Back in May, I attended a Detroit SOUP dinner for a feature on the Awesome Mitten. For those who haven’t heard of Detroit SOUP, the concept is fairly simple: make a donation of $5 to get in, listen to four unique project idea presentations, enjoy delicious soup, salad, and bread, and vote on which project should receive the entry money.
Each project presented at Detroit SOUP offers unique and creative means to improve the Motor City, and those who attend are able to provide much needed funding to organizations making a positive impact on the city. One such inventive project (and winner at the July 2013 dinner) is Rebel Nell.
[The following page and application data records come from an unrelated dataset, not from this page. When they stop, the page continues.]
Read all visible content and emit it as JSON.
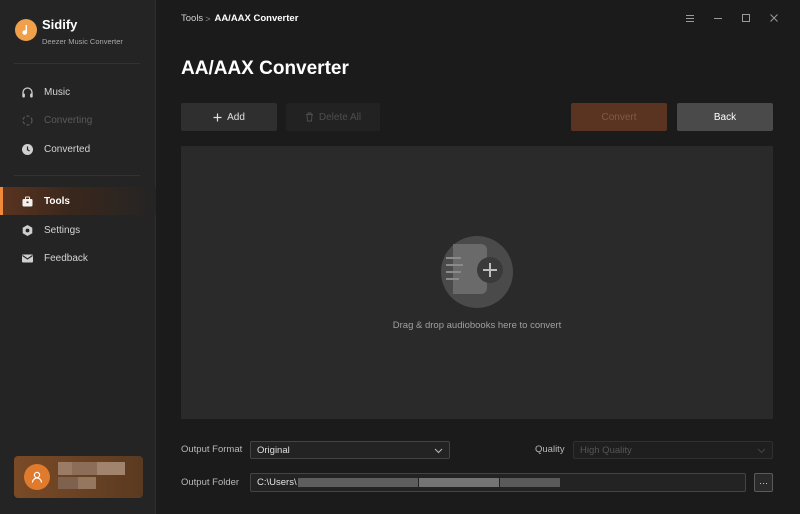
{
  "app": {
    "name": "Sidify",
    "subtitle": "Deezer Music Converter",
    "accent": "#f08a3a"
  },
  "sidebar": {
    "items": [
      {
        "label": "Music",
        "icon": "headphones-icon",
        "state": "normal"
      },
      {
        "label": "Converting",
        "icon": "spinner-icon",
        "state": "disabled"
      },
      {
        "label": "Converted",
        "icon": "clock-icon",
        "state": "normal"
      },
      {
        "label": "Tools",
        "icon": "toolbox-icon",
        "state": "active"
      },
      {
        "label": "Settings",
        "icon": "gear-icon",
        "state": "normal"
      },
      {
        "label": "Feedback",
        "icon": "envelope-icon",
        "state": "normal"
      }
    ]
  },
  "header": {
    "breadcrumb_root": "Tools",
    "breadcrumb_sep": ">",
    "breadcrumb_current": "AA/AAX Converter",
    "title": "AA/AAX Converter"
  },
  "toolbar": {
    "add_label": "Add",
    "delete_all_label": "Delete All",
    "convert_label": "Convert",
    "back_label": "Back"
  },
  "drop_zone": {
    "text": "Drag & drop audiobooks here to convert"
  },
  "output": {
    "format_label": "Output Format",
    "format_value": "Original",
    "quality_label": "Quality",
    "quality_value": "High Quality",
    "folder_label": "Output Folder",
    "folder_value": "C:\\Users\\",
    "browse_label": "···"
  }
}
At the most fundamental level, Rebel Nell produces beautiful jewelry. But it is how this “defiant jewelry with a purpose” is created that makes it such a compelling venture. Founded in April by Detroiters Amy Peterson and Diana Russell, Rebel Nell employs, educates, and empowers disadvantaged women in Detroit, providing them with training and guidance to help improve their lives.
The training provided by Rebel Nell extends far beyond jewelry making; the women hired by the fledgling company also develop life management skills, learning how to set up a bank account, establish credit, and be successful, independent businesswomen. The company partners with COTS in order to determine candidates who are ready to begin a new
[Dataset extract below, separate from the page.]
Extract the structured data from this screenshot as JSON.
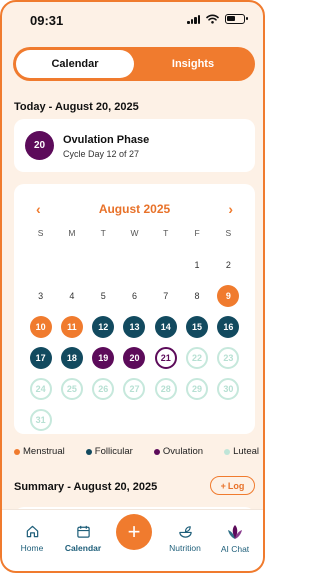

chapter improving their lives.
In addition to helping the disadvantaged women of Detroit, Rebel Nell jewelry itself also taps a hugely overlooked local resource: Detroit’s broken graffiti. All of the pieces from Rebel Nell repurpose chips of paint that have fallen to the ground (because of the weight of the layers of paint, wear from the elements, etc.) and been salvaged.
Because of the unique materials used, each piece is completely one of a kind. Meaning when you buy a pair of earrings, a ring, cufflinks, or a pendant from Rebel Nell, you are purchasing wearable art. Both founders have a background in art and fashion (Russell’s studies at Wayne State University centered on photography, metalsmithing, and fashion, and though Peterson is an attorney, she taught herself to make jewelry while in law
school) and are Detroit natives, so there is no question that you are taking home a well-crafted piece of the Motor City.
And here at the Awesome Mitten, we aren’t the only ones lauding Rebel Nell. Earlier this year, the company held an Indiegogo crowd-funding campaign and was able to raise over $25,000. And since it has only been a few months since Rebel Nell has opened its doors (at 4731 Grand River, also HQ for the Grand River Creative Corridor project), the Motor City has only just begun to see the far-reaching benefits (and beautiful jewelry) of Rebel Nell.